▸ WHAT THE EXERCISE ASKS: Filter the entries below, keeping only lines with "APIs".

(Data records for software interfaces)
============================================================
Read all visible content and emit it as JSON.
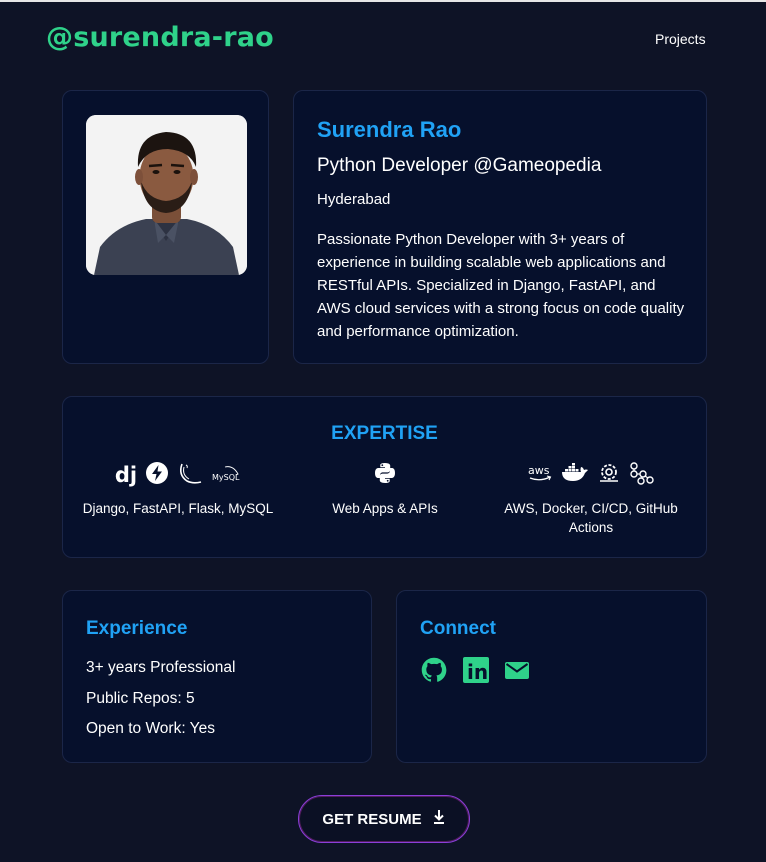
{
  "header": {
    "brand": "@surendra-rao",
    "nav": [
      {
        "label": "Projects"
      }
    ]
  },
  "profile": {
    "name": "Surendra Rao",
    "role": "Python Developer @Gameopedia",
    "location": "Hyderabad",
    "bio": "Passionate Python Developer with 3+ years of experience in building scalable web applications and RESTful APIs. Specialized in Django, FastAPI, and AWS cloud services with a strong focus on code quality and performance optimization."
  },
  "expertise": {
    "title": "EXPERTISE",
    "groups": [
      {
        "label": "Django, FastAPI, Flask, MySQL",
        "icons": [
          "django-icon",
          "fastapi-icon",
          "flask-icon",
          "mysql-icon"
        ],
        "icon_text": {
          "django": "dj",
          "mysql": "MySQL"
        }
      },
      {
        "label": "Web Apps & APIs",
        "icons": [
          "python-icon"
        ]
      },
      {
        "label": "AWS, Docker, CI/CD, GitHub Actions",
        "icons": [
          "aws-icon",
          "docker-icon",
          "cicd-icon",
          "github-actions-icon"
        ],
        "icon_text": {
          "aws": "aws"
        }
      }
    ]
  },
  "experience": {
    "title": "Experience",
    "items": [
      "3+ years Professional",
      "Public Repos: 5",
      "Open to Work: Yes"
    ]
  },
  "connect": {
    "title": "Connect",
    "icons": [
      "github-icon",
      "linkedin-icon",
      "mail-icon"
    ],
    "linkedin_text": "in"
  },
  "resume": {
    "label": "GET RESUME",
    "icon": "download-icon"
  },
  "colors": {
    "background": "#0e1326",
    "card": "#06102c",
    "brand_green": "#2fd28a",
    "accent_blue": "#20a2f5",
    "button_border": "#8a3fd9"
  }
}
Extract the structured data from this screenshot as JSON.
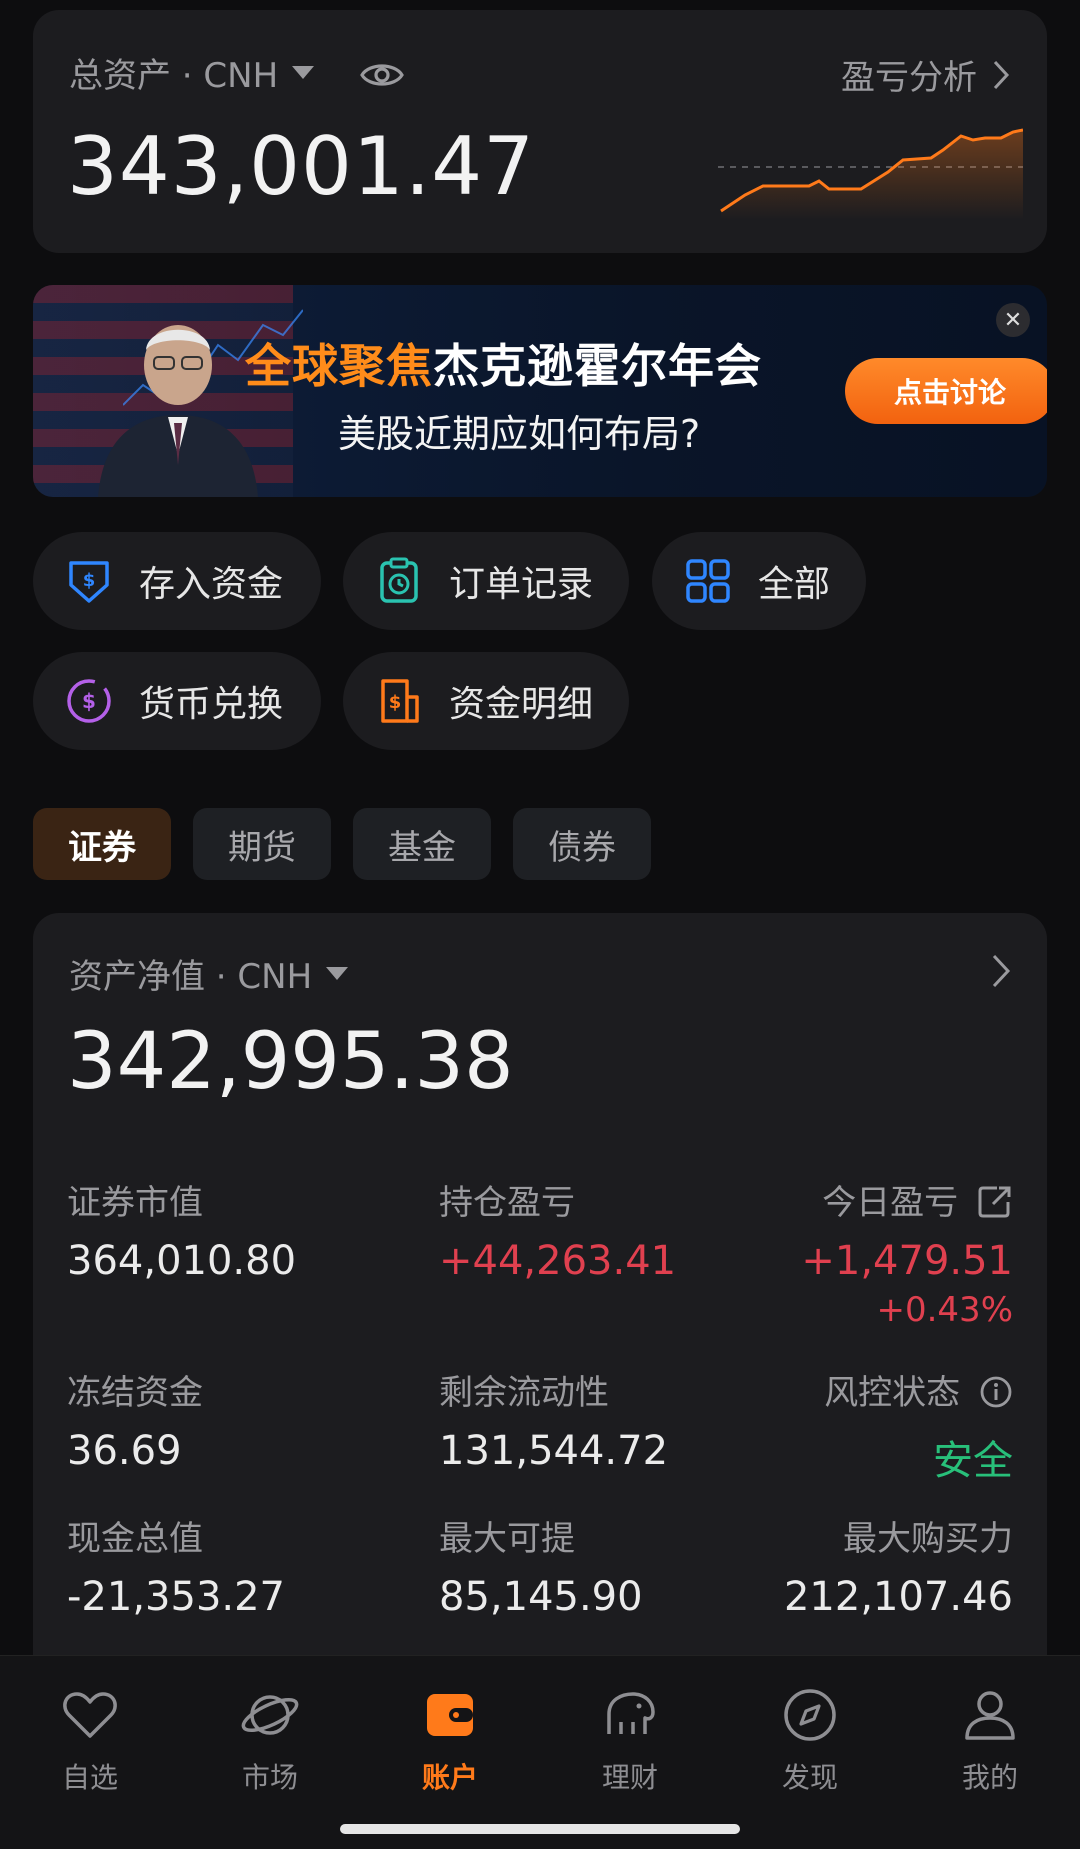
{
  "total": {
    "label": "总资产 · CNH",
    "value": "343,001.47",
    "pnl_link": "盈亏分析"
  },
  "banner": {
    "title_highlight": "全球聚焦",
    "title_main": "杰克逊霍尔年会",
    "subtitle": "美股近期应如何布局?",
    "button": "点击讨论"
  },
  "quick_actions": {
    "deposit": "存入资金",
    "orders": "订单记录",
    "all": "全部",
    "exchange": "货币兑换",
    "details": "资金明细"
  },
  "tabs": [
    "证券",
    "期货",
    "基金",
    "债券"
  ],
  "securities": {
    "net_label": "资产净值 · CNH",
    "net_value": "342,995.38",
    "market_value_label": "证券市值",
    "market_value": "364,010.80",
    "position_pnl_label": "持仓盈亏",
    "position_pnl": "+44,263.41",
    "today_pnl_label": "今日盈亏",
    "today_pnl": "+1,479.51",
    "today_pnl_pct": "+0.43%",
    "frozen_label": "冻结资金",
    "frozen": "36.69",
    "liquidity_label": "剩余流动性",
    "liquidity": "131,544.72",
    "risk_label": "风控状态",
    "risk": "安全",
    "cash_label": "现金总值",
    "cash": "-21,353.27",
    "withdraw_label": "最大可提",
    "withdraw": "85,145.90",
    "buying_power_label": "最大购买力",
    "buying_power": "212,107.46"
  },
  "nav": [
    "自选",
    "市场",
    "账户",
    "理财",
    "发现",
    "我的"
  ],
  "colors": {
    "accent": "#ff7a1a",
    "gain": "#e0404f",
    "safe": "#28c07a"
  }
}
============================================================
▸ YOUR SOLUTION:
    "bio": "Passionate Python Developer with 3+ years of experience in building scalable web applications and RESTful APIs. Specialized in Django, FastAPI, and AWS cloud services with a strong focus on code quality and performance optimization."
        "label": "Web Apps & APIs",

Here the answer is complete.